We assessed TL in whole blood DNA collected from severely depressed patients (n = 100) recruited as part of the EFFECT-Dep Trial and healthy controls (n = 80) using quantitative real-time polymerase chain reaction. Mood and selected cognitive measures, including global cognition, re-orientation time, and autobiographical memory, were obtained pre-/post-ECT and from controls.
Our results indicate that TL does not differ between patients with depression compared to controls. TL itself was not associated with mood ratings and did not predict the therapeutic response to ECT. Furthermore, shorter baseline TL is not a predictor of cognitive side-effects post-ECT.
Overall, TL assessed by PCR does not represent a useful biomarker for predicting the therapeutic outcomes or risk for selected cognitive deficits following ECT.

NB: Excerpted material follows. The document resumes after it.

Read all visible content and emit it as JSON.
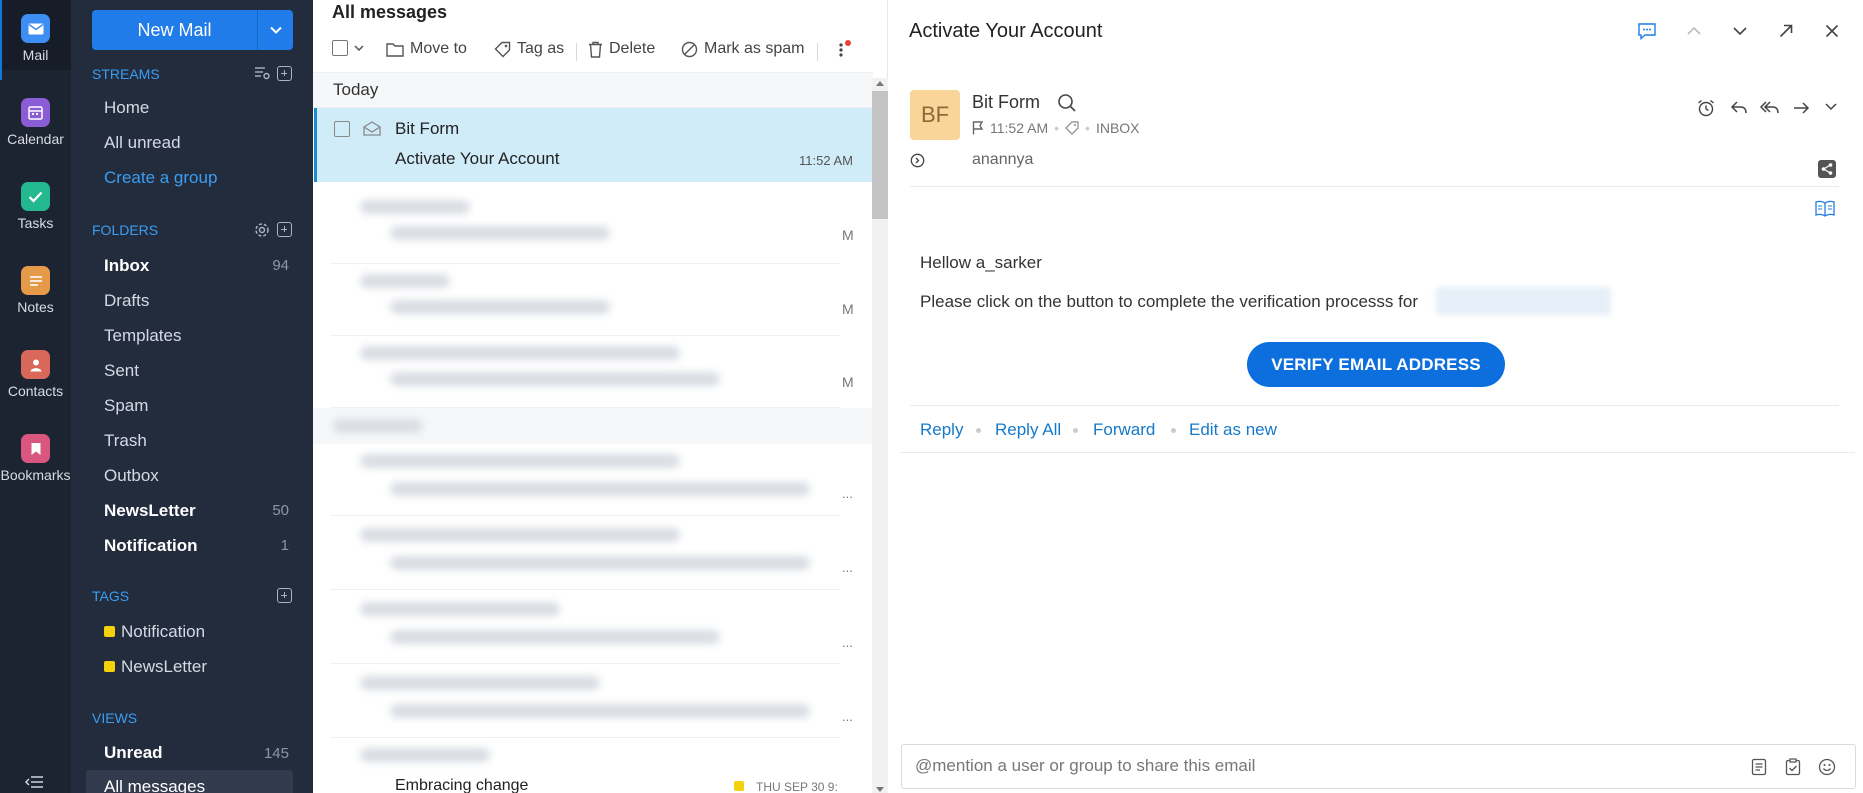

We investigate the problem of cost-optimal planning in ASP. Current ASP planners can be trivially extended to a cost-optimal one by adding weak constraints, but only for a given makespan (number of steps). It is desirable to have a planner that guarantees global optimality. In this paper, we present two approaches to addressing this problem. First, we show how to engineer a cost-optimal planner composed of two ASP programs running in parallel. Using lessons learned from this, we then develop an entirely new approach to cost-optimal planning, stepless planning, which is completely free of makespan. Experiments to compare the two approaches with the only known cost-optimal planner in SAT reveal good potentials for stepless planning in ASP.